Washington, Aug.21 : Searches in suspect Iraqi neighbourhoods by the American armed forces have become less aggressive in an attempt to win the hearts of Iraqis ravaged by years of war. The recent U.S. military success in quelling extremist violence in Baghdad has also helped change the way American troops do business in the Iraqi capital.
U.S. officials say the focus has shifted from killing or capturing the enemy to winning the hearts and minds of the people upon whom the enemy has depended.
The Washington Times quoted Major Geoff Greene, the executive officer of the 1st Combined Arms Battalion, 68th Armor Regiment, as saying that: "I think a lot of soldiers are bored, I really do; [but] some are happy there´s not a lot of kinetic operations going on, and some are happy they get to go out and talk to people on the street and see that we´re making things better for them."
However,some special groups, offshoots of anti-American cleric Muqtada al-Sadr´s Jaish al-Mahdi (JAM) army - remain a "long-term threat to the security of Iraq and its people."
According to a recent assessment by the U.S. Army's 4th Infantry Division,which is in charge of the Baghdad area, gunmen in northeastern Baghdad are "still not adhering" to a May cease-fire between Mr. al-Sadr and the government of Iraqi Prime Minister Nouri al-Maliki."
Colonel Allen Batschelet, chief of staff of the 4th Infantry Division, said that while the Americans were concerned about the terrorist activity or individuals who want to do bad things in Baghdad, efforts were on to normalise the situation in the region as quickly as possible.
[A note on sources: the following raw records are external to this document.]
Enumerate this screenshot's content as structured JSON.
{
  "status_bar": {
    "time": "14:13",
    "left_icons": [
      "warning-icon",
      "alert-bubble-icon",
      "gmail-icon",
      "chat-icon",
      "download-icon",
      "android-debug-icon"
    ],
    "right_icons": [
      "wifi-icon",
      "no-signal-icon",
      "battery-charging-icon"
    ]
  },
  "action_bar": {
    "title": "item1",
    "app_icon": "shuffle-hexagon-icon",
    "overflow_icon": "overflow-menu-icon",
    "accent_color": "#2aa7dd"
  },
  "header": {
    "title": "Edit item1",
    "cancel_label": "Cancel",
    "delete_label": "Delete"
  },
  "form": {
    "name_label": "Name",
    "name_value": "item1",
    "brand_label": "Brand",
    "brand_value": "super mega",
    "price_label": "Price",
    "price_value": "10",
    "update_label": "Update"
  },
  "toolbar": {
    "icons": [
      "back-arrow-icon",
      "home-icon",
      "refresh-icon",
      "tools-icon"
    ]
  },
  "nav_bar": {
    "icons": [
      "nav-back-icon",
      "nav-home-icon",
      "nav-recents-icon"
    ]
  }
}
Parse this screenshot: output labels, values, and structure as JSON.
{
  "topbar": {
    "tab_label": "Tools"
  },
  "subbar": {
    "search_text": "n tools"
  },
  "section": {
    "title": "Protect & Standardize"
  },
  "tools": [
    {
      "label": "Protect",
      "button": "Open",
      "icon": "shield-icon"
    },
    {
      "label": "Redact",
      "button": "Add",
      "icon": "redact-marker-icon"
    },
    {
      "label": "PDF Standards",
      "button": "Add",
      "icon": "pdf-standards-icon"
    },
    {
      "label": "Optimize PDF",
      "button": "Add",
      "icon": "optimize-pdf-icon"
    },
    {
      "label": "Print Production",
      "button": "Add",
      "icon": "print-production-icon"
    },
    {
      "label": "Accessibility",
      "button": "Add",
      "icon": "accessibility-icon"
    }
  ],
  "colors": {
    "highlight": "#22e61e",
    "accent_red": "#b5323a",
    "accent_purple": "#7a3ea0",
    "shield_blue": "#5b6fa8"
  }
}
With violence down and Iraqi Security Forces taking on more day-to-day security details, Americans are able to more fully mine the other components of their counter-insurgency plan.